- _ASSIGNED TASK_
The entries follow. Copy every line in which "Diameter" appears.

■ ■ ■ ■ ■

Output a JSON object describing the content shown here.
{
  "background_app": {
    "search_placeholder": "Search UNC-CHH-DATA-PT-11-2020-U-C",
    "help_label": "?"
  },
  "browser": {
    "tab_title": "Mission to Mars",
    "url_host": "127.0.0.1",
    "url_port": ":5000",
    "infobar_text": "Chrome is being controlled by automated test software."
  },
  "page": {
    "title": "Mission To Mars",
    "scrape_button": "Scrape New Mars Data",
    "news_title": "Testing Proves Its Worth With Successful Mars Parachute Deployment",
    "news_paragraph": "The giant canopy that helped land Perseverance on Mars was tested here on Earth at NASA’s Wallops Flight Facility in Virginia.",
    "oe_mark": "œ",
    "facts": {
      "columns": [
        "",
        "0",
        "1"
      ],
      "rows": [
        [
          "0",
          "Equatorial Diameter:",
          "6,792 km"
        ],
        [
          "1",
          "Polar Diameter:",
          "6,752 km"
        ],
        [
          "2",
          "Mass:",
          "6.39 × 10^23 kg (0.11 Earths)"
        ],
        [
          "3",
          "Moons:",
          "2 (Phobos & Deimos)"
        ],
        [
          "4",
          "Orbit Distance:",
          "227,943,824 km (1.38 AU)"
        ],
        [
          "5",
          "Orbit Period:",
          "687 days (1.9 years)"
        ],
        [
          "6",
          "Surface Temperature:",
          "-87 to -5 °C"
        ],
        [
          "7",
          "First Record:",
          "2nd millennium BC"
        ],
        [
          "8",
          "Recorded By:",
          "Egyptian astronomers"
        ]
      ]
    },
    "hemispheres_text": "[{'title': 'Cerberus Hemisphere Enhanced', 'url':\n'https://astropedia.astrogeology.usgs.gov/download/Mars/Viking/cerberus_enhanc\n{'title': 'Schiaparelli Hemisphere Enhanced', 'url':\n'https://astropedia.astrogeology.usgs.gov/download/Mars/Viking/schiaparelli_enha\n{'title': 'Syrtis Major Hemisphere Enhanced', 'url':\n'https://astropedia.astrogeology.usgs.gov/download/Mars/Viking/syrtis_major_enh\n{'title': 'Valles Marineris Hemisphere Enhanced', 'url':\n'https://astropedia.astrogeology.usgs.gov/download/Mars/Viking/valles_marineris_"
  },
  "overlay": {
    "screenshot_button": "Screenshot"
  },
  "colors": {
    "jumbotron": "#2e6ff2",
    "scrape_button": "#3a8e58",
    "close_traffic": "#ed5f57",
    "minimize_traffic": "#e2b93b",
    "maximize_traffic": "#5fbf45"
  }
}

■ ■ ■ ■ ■

- _ANSWER TO THE EXERCISE_
          "Equatorial Diameter:",
          "Polar Diameter:",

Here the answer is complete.